NYU Wagner, PhD in Public Administration, Urban Policy PhD – This field prepares students to undertake research related to urban areas. Fundamentally, cities are about proximity and heterogeneity, which bring both benefits and costs. Bringing large numbers of diverse people together in small spaces means opportunities for exciting and productive interaction on the one hand, but also greater possibilities for conflict, contagion, and congestion on the other. Students in this field will gain a solid understanding of these benefits and costs and how they are related. … The field is divided into two main parts. The first – cities and urban government – provides a foundation in urban growth and development, government, and public finance. … The second part focuses on specific policy areas.

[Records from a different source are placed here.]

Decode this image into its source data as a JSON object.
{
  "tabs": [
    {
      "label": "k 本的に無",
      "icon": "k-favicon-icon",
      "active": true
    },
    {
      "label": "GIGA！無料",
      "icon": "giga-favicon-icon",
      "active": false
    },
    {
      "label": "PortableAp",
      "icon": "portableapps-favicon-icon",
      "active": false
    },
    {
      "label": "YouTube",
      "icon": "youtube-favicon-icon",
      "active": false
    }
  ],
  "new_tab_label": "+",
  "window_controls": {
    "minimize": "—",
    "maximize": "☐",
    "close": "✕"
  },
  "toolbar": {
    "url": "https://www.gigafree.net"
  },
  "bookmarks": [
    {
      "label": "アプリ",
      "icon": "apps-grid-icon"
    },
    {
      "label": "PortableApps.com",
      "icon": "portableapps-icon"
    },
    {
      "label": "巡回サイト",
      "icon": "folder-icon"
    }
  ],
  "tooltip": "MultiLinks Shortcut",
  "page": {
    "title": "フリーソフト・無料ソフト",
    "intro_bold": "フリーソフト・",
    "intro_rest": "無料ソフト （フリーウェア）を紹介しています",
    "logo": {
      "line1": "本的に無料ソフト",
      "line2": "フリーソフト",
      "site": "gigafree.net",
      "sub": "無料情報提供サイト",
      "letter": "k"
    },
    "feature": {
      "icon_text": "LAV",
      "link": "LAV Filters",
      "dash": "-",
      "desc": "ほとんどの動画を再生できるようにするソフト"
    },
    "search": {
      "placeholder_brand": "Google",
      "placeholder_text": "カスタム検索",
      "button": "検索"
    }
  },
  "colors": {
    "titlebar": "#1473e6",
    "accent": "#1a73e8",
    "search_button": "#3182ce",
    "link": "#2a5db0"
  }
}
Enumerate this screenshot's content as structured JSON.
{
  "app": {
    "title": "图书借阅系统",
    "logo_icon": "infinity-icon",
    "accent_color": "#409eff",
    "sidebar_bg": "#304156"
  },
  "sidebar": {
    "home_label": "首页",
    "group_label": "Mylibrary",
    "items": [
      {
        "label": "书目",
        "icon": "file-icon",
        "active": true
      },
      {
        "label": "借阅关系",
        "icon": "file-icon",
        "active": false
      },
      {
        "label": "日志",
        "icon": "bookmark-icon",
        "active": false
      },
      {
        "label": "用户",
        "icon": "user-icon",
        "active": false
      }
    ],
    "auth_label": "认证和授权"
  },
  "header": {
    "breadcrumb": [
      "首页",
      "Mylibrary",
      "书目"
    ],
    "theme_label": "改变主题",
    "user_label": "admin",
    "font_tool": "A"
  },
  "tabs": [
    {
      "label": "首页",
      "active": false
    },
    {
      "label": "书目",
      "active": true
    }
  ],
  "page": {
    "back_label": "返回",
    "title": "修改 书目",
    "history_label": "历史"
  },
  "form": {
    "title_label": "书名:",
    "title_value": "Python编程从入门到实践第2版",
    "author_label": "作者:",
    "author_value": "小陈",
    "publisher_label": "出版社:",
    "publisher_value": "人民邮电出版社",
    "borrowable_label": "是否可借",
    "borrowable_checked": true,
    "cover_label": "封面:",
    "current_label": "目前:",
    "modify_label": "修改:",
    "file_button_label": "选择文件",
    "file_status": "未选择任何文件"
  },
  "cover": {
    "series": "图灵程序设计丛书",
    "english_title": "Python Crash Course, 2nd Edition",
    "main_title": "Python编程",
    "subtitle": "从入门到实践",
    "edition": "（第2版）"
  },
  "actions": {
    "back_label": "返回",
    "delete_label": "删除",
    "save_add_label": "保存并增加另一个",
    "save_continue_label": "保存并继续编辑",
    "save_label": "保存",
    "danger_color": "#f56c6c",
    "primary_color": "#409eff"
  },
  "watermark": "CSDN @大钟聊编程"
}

We include a broad array of issues, such as racial segregation, infrastructure, transportation, high housing costs, homelessness, crime, health problems, education, economic development, and poverty. The areas are tied together by their focus on the spatial aspects of these problems and the policies directed at them. … Mastery of these areas requires some knowledge of contributions from a variety of disciplines, including political science, economics, and sociology.
Advocates for stronger roles for the central governments, or for better coordination among governments to address issues in cities draw on urban policy arguments. See, for example, Multilevel Governance in Cities and Project-based vs. Program-based Federal Involvement in Urban Affairs.
Atlas topic, subject, and course
University websites http://publicpolicy.utoronto.ca/ppg2017h-topics-in-public-policy-urban-policy/ and https://wagner.nyu.edu/education/degrees/doctorate-public-administration/fields/urban#, accessed 21 May 2018.
Page created by: Ian Clark, last modified 21 May 2018.
Image: Johns Hopkins University HUB, at https://hub.jhu.edu/2017/01/25/21st-century-cities-grants-event/, accessed 21 May 2018.